The same trinity meets us again in another form, only in a more concrete, more living way — in a being who is Himself to be thought of as walking the Earth — the Incarnation of the Divine Creative Word! The Vedas came to mankind in an abstract form. The Divine Logos, of whom the Gospel of St. John speaks, is the Living and Creative Word Itself! That which we find in the Sankhya philosophy, as the law to which the cosmic forms are subject, that, historically transposed into the old Hebrew revelation, is what St. Paul calls the Law. The third stream we find in St. Paul as Faith in the risen Christ. That which was Yoga in Krishna, in St. Paul was Faith, only in a more concrete form — Faith, that was to replace the Law.
So the trinity of Veda, Sankhya, and Yoga were as the redness of the dawn of that which later rose as Sun. Veda appears again in the actual being of Christ Himself now entering in a concrete, living way into historical evolution — not pouring Himself out abstractly into space and the distances of time, but living as a single individual, as the Living Word. The Law meets us in the Sankhya philosophy, in that which shows us how the material basis, Prakriti, is developed even down to coarse substance. The Law reveals how the world came into existence, and how individual man develops within it. That is expressed in the old Hebrew revelation of the Law, in the dispensation of Moses. Inasmuch as St. Paul, on the one hand, refers to this Law of the old Hebrews, he is referring to the Sankhya philosophy; inasmuch as he refers to faith in the Risen One, he refers to the Sun of which the rosy dawn appeared in Yoga. Thus arises in a special way that of which we find the first elements in Veda, Sankhya, and Yoga. What we find in the Vedas appears in a new but now concrete form as the Living Word by Whom all things were made and without Whom nothing is made that was made, and Who, nevertheless, in the course of time, has become Flesh. Sankhya appears as the historical representation based on Law of how out of the world of the Elohim emerged the world of phenomena, the world of coarse substances. Yoga transformed itself into that which, according to St. Paul, is expressed in the words “Not I, but Christ in me” — that is to say when the Christ-force penetrates the soul and absorbs it, man rises to the heights of the divine.

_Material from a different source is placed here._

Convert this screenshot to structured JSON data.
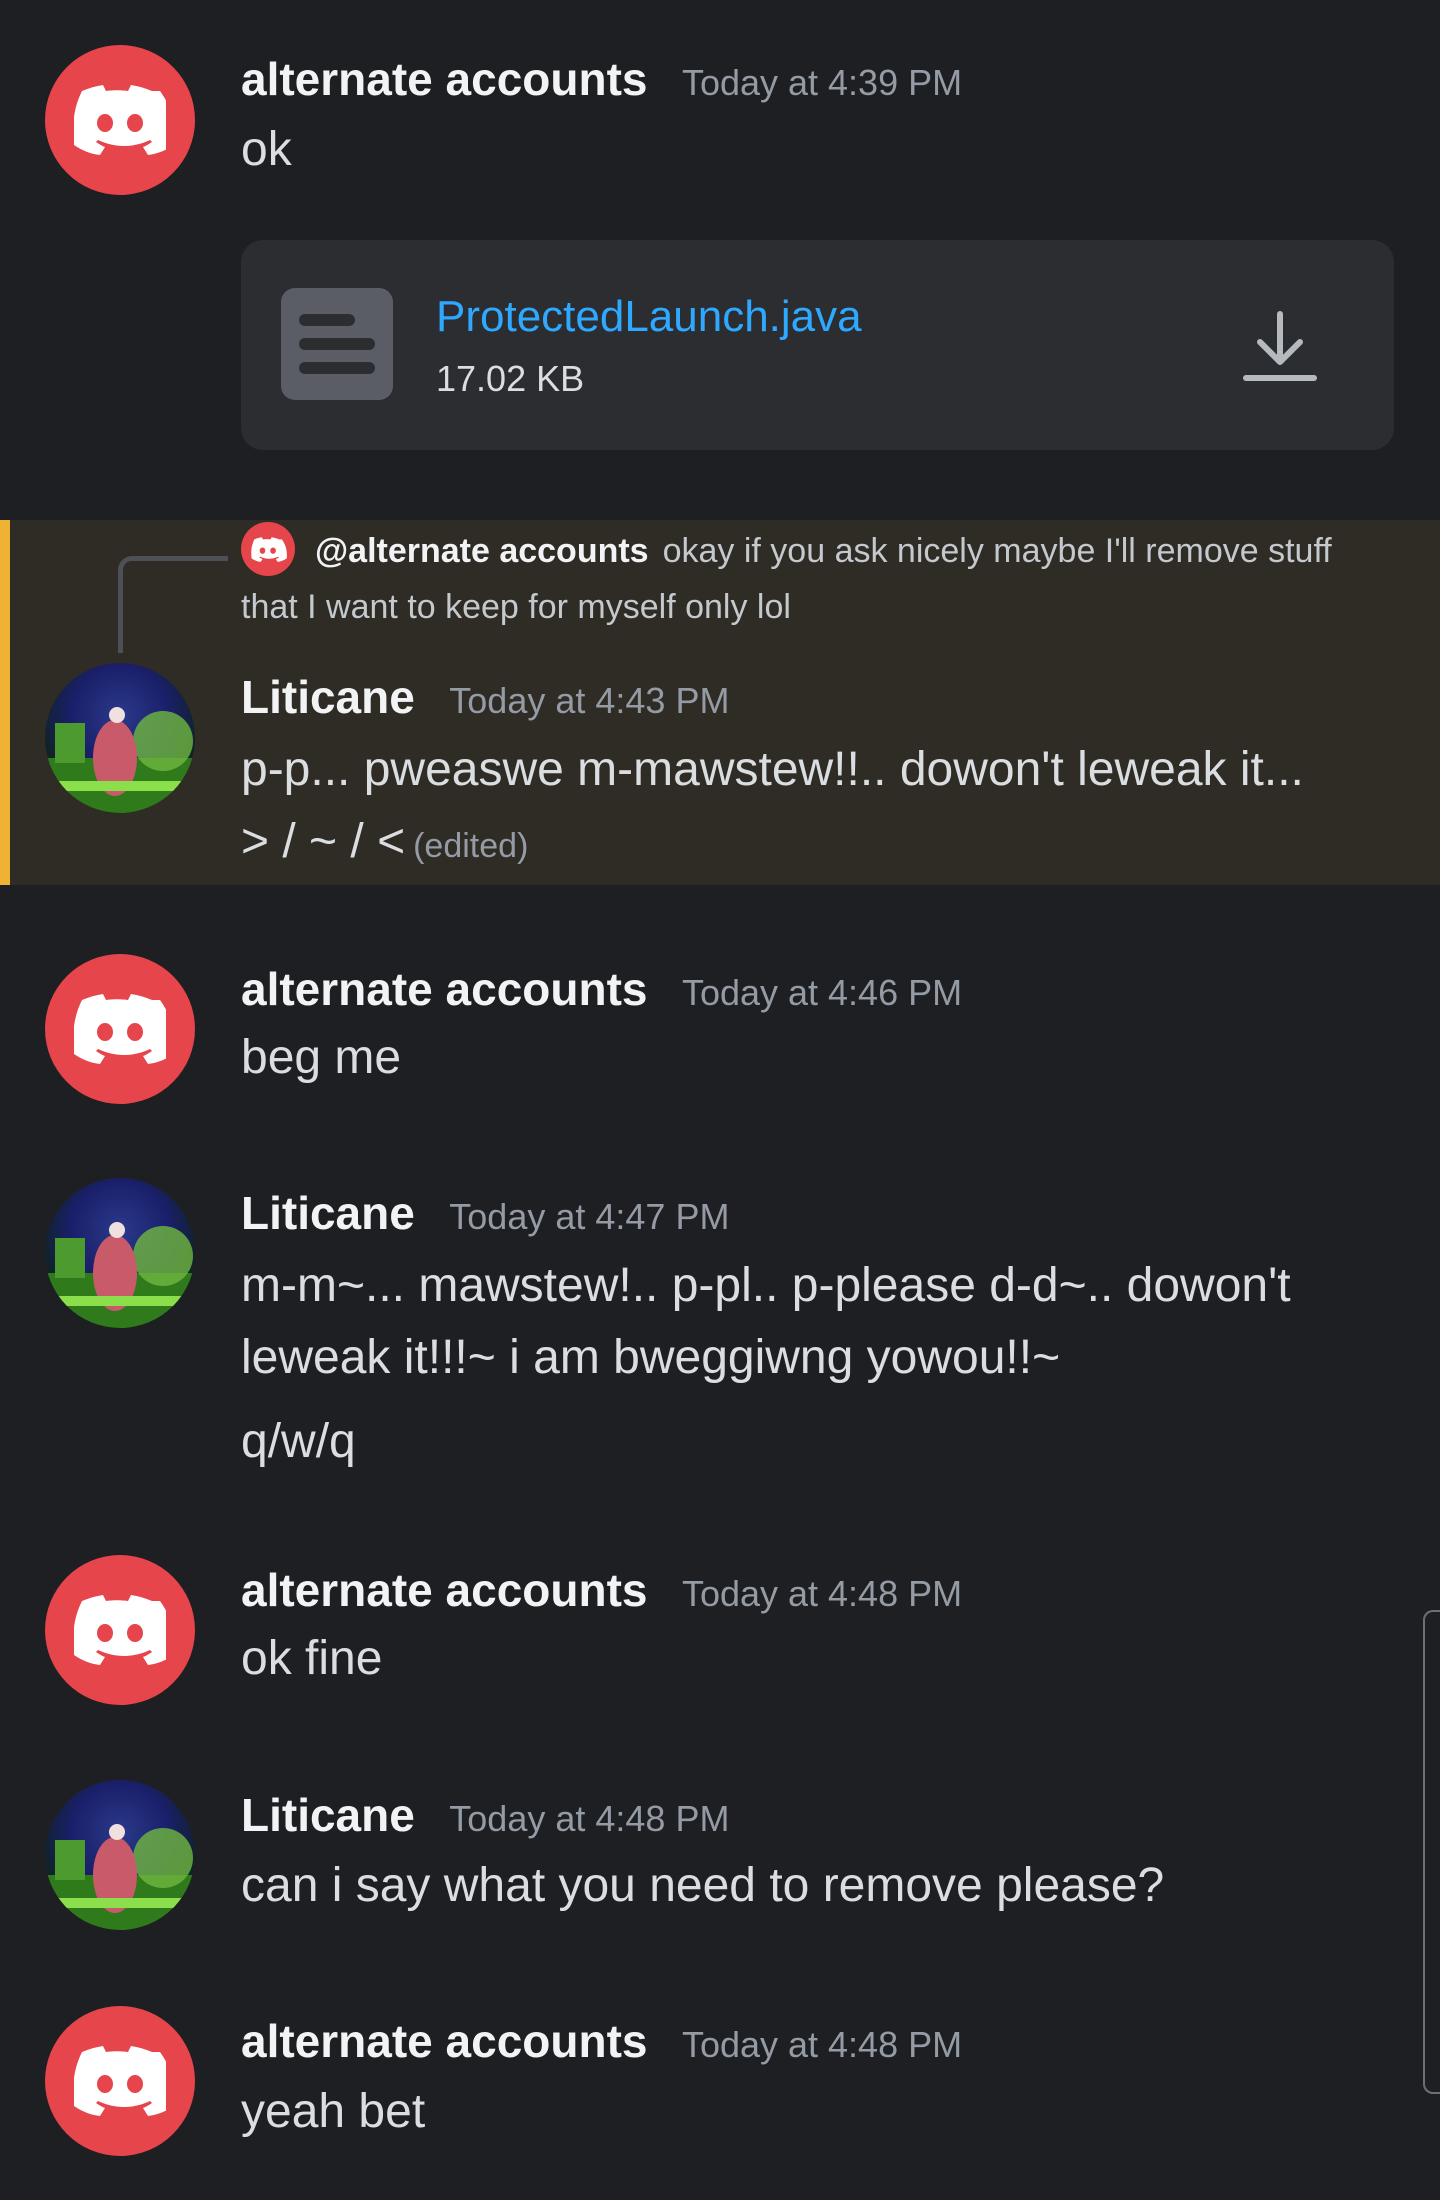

Thus we see how, in a preparatory form, the coherent plan is present in world history, how the Eastern teaching was a preparation, how it gives in more abstract form, as it were, that which in a concrete form we find so marvelously contained in the Pauline Christianity. We shall see that precisely by grasping the connection between the great poem of the Bhagavad Gita and the Epistles of St. Paul, the very deepest mysteries will reveal themselves concerning what we may call the ruling of the spiritual in the collective education of the human race.
As something so new must also be felt in the new age, this newer age must extend beyond the time of Greece and must develop understanding for that which lies behind the thousand years immediately before Christ — for that which we find in the Vedas, Sankhya, and Yoga. Just as Raphael in his art and Thomas Aquinas in his philosophy had to turn back to Greece, so shall we see how in our time a conscious balance must be established between that which the present time is trying to acquire and that which lies further back than the Greek age, and stretches back to the depths of Oriental antiquity. We can allow these depths of Oriental antiquity to flow into our souls if we ponder over these different spiritual streams which are to be found within that wonderfully harmonious unity which Humboldt calls the greatest philosophical poem: the Bhagavad Gita.